» EXTRACTED MATERIAL:
- - -

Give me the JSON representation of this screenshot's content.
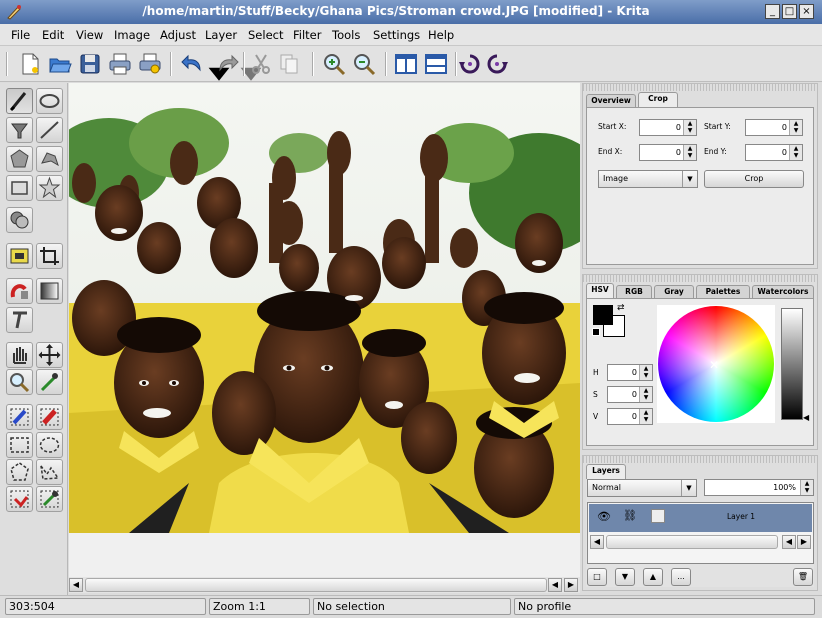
{
  "window": {
    "title": "/home/martin/Stuff/Becky/Ghana Pics/Stroman crowd.JPG [modified] - Krita",
    "buttons": {
      "minimize": "_",
      "maximize": "□",
      "close": "×"
    }
  },
  "menu": [
    {
      "label": "File"
    },
    {
      "label": "Edit"
    },
    {
      "label": "View"
    },
    {
      "label": "Image"
    },
    {
      "label": "Adjust"
    },
    {
      "label": "Layer"
    },
    {
      "label": "Select"
    },
    {
      "label": "Filter"
    },
    {
      "label": "Tools"
    },
    {
      "label": "Settings"
    },
    {
      "label": "Help"
    }
  ],
  "toolbar": {
    "icons": [
      "new-document-icon",
      "open-folder-icon",
      "save-icon",
      "print-icon",
      "print-preview-icon",
      "undo-icon",
      "redo-icon",
      "cut-icon",
      "copy-icon",
      "zoom-in-icon",
      "zoom-out-icon",
      "view-split-vertical-icon",
      "view-split-horizontal-icon",
      "rotate-ccw-icon",
      "rotate-cw-icon"
    ]
  },
  "toolbox": {
    "tools": [
      "brush",
      "ellipse",
      "fill",
      "line",
      "polygon",
      "polyline",
      "rectangle",
      "star",
      "duplicate",
      "move-selection",
      "crop",
      "gradient",
      "filter-brush",
      "text",
      "pan",
      "move",
      "zoom",
      "color-picker",
      "paint-selection",
      "eraser-selection",
      "rect-selection",
      "ellipse-selection",
      "polygon-selection",
      "outline-selection",
      "contiguous-selection",
      "color-selection"
    ]
  },
  "image": {
    "description_hidden": ""
  },
  "tool_options": {
    "tabs": [
      {
        "label": "Overview"
      },
      {
        "label": "Crop"
      }
    ],
    "active_tab": "Crop",
    "start_x_label": "Start X:",
    "start_x_value": "0",
    "start_y_label": "Start Y:",
    "start_y_value": "0",
    "end_x_label": "End X:",
    "end_x_value": "0",
    "end_y_label": "End Y:",
    "end_y_value": "0",
    "mode_value": "Image",
    "crop_button": "Crop"
  },
  "color_docker": {
    "tabs": [
      {
        "label": "HSV"
      },
      {
        "label": "RGB"
      },
      {
        "label": "Gray"
      },
      {
        "label": "Palettes"
      },
      {
        "label": "Watercolors"
      }
    ],
    "active_tab": "HSV",
    "h_label": "H",
    "h_value": "0",
    "s_label": "S",
    "s_value": "0",
    "v_label": "V",
    "v_value": "0",
    "foreground": "#000000",
    "background": "#ffffff"
  },
  "layers": {
    "tab": "Layers",
    "blend_mode": "Normal",
    "opacity": "100%",
    "items": [
      {
        "name": "Layer 1"
      }
    ],
    "add_button": "",
    "more_button": "..."
  },
  "status": {
    "coords": "303:504",
    "zoom": "Zoom 1:1",
    "selection": "No selection",
    "profile": "No profile"
  },
  "colors": {
    "title_bar": "#4a6ea8",
    "layer_selected": "#6f87ab"
  }
}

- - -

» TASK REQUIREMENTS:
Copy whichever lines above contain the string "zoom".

» OUTPUT FOR THIS TASK:
      "zoom-in-icon",
      "zoom-out-icon",
      "zoom",
    "zoom": "Zoom 1:1",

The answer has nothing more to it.